* [Task prompt]: Below are some records; write them all out again exactly.

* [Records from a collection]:
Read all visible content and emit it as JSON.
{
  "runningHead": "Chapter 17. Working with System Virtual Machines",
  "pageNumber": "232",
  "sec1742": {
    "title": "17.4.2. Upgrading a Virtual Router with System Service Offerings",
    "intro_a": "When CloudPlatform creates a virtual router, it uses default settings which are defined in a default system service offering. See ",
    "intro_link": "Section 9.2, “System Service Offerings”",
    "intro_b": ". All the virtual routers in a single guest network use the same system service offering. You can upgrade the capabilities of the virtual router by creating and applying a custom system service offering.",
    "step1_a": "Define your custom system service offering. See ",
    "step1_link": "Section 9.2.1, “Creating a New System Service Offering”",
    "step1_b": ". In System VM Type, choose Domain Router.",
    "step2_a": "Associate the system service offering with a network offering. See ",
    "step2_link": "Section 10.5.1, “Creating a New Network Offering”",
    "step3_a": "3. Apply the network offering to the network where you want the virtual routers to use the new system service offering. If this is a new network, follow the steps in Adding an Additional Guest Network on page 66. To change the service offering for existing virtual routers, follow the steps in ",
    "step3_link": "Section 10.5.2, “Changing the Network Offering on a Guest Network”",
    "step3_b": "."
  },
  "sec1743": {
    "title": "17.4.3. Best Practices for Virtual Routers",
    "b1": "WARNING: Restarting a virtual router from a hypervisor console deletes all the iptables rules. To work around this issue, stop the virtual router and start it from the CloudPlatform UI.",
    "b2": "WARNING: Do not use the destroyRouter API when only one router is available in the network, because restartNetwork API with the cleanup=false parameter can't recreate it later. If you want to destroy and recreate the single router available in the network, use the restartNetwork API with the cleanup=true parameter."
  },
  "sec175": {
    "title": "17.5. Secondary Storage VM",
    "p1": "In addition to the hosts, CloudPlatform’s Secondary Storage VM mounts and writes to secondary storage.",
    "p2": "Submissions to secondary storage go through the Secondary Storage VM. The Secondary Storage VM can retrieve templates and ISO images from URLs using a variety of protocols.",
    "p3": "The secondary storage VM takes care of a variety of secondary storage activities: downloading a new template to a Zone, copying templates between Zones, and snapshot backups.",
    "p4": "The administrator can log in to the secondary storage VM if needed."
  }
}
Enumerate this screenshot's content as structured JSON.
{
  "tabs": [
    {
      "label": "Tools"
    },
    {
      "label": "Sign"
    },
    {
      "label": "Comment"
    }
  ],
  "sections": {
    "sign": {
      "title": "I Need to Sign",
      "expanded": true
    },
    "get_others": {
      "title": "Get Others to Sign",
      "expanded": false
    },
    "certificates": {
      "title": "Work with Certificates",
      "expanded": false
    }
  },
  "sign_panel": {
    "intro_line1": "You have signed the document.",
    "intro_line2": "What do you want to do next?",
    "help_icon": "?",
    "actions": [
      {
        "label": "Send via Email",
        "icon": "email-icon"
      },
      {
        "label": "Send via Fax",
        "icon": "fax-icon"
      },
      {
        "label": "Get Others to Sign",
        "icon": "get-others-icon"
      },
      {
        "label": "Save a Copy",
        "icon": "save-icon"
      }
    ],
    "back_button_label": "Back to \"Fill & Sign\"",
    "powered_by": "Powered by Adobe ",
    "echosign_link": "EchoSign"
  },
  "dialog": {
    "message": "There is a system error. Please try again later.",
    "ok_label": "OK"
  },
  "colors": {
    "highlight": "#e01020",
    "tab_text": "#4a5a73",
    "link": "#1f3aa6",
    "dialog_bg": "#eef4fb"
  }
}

* [Result of this task]:
Read all visible content and emit it as JSON.
{
  "runningHead": "Chapter 17. Working with System Virtual Machines",
  "pageNumber": "232",
  "sec1742": {
    "title": "17.4.2. Upgrading a Virtual Router with System Service Offerings",
    "intro_a": "When CloudPlatform creates a virtual router, it uses default settings which are defined in a default system service offering. See ",
    "intro_link": "Section 9.2, “System Service Offerings”",
    "intro_b": ". All the virtual routers in a single guest network use the same system service offering. You can upgrade the capabilities of the virtual router by creating and applying a custom system service offering.",
    "step1_a": "Define your custom system service offering. See ",
    "step1_link": "Section 9.2.1, “Creating a New System Service Offering”",
    "step1_b": ". In System VM Type, choose Domain Router.",
    "step2_a": "Associate the system service offering with a network offering. See ",
    "step2_link": "Section 10.5.1, “Creating a New Network Offering”",
    "step3_a": "3. Apply the network offering to the network where you want the virtual routers to use the new system service offering. If this is a new network, follow the steps in Adding an Additional Guest Network on page 66. To change the service offering for existing virtual routers, follow the steps in ",
    "step3_link": "Section 10.5.2, “Changing the Network Offering on a Guest Network”",
    "step3_b": "."
  },
  "sec1743": {
    "title": "17.4.3. Best Practices for Virtual Routers",
    "b1": "WARNING: Restarting a virtual router from a hypervisor console deletes all the iptables rules. To work around this issue, stop the virtual router and start it from the CloudPlatform UI.",
    "b2": "WARNING: Do not use the destroyRouter API when only one router is available in the network, because restartNetwork API with the cleanup=false parameter can't recreate it later. If you want to destroy and recreate the single router available in the network, use the restartNetwork API with the cleanup=true parameter."
  },
  "sec175": {
    "title": "17.5. Secondary Storage VM",
    "p1": "In addition to the hosts, CloudPlatform’s Secondary Storage VM mounts and writes to secondary storage.",
    "p2": "Submissions to secondary storage go through the Secondary Storage VM. The Secondary Storage VM can retrieve templates and ISO images from URLs using a variety of protocols.",
    "p3": "The secondary storage VM takes care of a variety of secondary storage activities: downloading a new template to a Zone, copying templates between Zones, and snapshot backups.",
    "p4": "The administrator can log in to the secondary storage VM if needed."
  }
}
Enumerate this screenshot's content as structured JSON.
{
  "tabs": [
    {
      "label": "Tools"
    },
    {
      "label": "Sign"
    },
    {
      "label": "Comment"
    }
  ],
  "sections": {
    "sign": {
      "title": "I Need to Sign",
      "expanded": true
    },
    "get_others": {
      "title": "Get Others to Sign",
      "expanded": false
    },
    "certificates": {
      "title": "Work with Certificates",
      "expanded": false
    }
  },
  "sign_panel": {
    "intro_line1": "You have signed the document.",
    "intro_line2": "What do you want to do next?",
    "help_icon": "?",
    "actions": [
      {
        "label": "Send via Email",
        "icon": "email-icon"
      },
      {
        "label": "Send via Fax",
        "icon": "fax-icon"
      },
      {
        "label": "Get Others to Sign",
        "icon": "get-others-icon"
      },
      {
        "label": "Save a Copy",
        "icon": "save-icon"
      }
    ],
    "back_button_label": "Back to \"Fill & Sign\"",
    "powered_by": "Powered by Adobe ",
    "echosign_link": "EchoSign"
  },
  "dialog": {
    "message": "There is a system error. Please try again later.",
    "ok_label": "OK"
  },
  "colors": {
    "highlight": "#e01020",
    "tab_text": "#4a5a73",
    "link": "#1f3aa6",
    "dialog_bg": "#eef4fb"
  }
}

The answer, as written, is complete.